Wikileaks dump: Could the CIA hack your smart TV?
The answer is a decided maybe:
A trove of documents released Tuesday by WikiLeaks claim that a CIA surveillance program can target everyday electronic gadgets — including smart TVs, smartphones and even cars.
The spy program can snoop on unsuspecting Americans, WikiLeaks says, by turning the gadgets into recording devices that can capture conversations.
The agency’s “Weeping Angel” program — believed to be developed along with British agency MI5 — allegedly captured audio, but not video, after the Samsung smart TVs were compromised.
WikiLeaks releases thousands of alleged CIA hacking documents
According to WikiLeaks, even when the TV appears to be turned off, it “operates as a bug, recording conversations in the room and sending them over the internet to a covert CIA server.”
While the TVs are in what’s called “fake-off mode,” the screen appears off and the LEDs on the front of the set dim as if you’d turned off your TV.
Nonetheless, the TV remains “on” and capable of recording conversations after the CIA has hacked the TV remotely.
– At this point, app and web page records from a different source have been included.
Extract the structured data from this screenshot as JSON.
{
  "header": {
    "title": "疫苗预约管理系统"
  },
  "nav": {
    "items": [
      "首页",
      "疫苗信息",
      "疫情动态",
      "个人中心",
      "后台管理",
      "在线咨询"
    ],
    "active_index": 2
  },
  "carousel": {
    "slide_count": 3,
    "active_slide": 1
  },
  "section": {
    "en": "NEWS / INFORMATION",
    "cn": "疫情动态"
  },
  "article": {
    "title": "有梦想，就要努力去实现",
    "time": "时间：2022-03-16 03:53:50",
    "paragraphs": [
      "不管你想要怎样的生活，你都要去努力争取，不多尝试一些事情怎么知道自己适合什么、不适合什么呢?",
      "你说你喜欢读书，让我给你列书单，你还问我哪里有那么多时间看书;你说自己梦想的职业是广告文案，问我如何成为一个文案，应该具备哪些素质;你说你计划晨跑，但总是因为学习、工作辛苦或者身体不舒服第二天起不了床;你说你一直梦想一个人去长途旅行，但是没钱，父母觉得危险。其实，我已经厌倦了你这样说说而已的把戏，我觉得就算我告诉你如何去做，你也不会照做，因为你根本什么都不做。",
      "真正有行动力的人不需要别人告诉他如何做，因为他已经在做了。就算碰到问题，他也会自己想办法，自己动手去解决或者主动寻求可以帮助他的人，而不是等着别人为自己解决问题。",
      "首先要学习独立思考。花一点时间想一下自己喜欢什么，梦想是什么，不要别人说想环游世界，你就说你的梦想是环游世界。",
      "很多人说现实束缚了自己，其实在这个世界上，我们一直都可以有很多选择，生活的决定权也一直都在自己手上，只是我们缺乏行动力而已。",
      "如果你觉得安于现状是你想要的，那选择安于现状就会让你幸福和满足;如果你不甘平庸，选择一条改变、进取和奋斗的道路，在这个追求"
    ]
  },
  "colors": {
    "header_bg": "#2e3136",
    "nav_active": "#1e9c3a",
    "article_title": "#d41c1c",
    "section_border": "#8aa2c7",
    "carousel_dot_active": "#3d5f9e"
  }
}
The TV’s microphones are normally there for viewers to make voice commands, such as requests for movie recommendations. Other information that could be gleaned off of one’s smart TV include browser histories and WiFi information.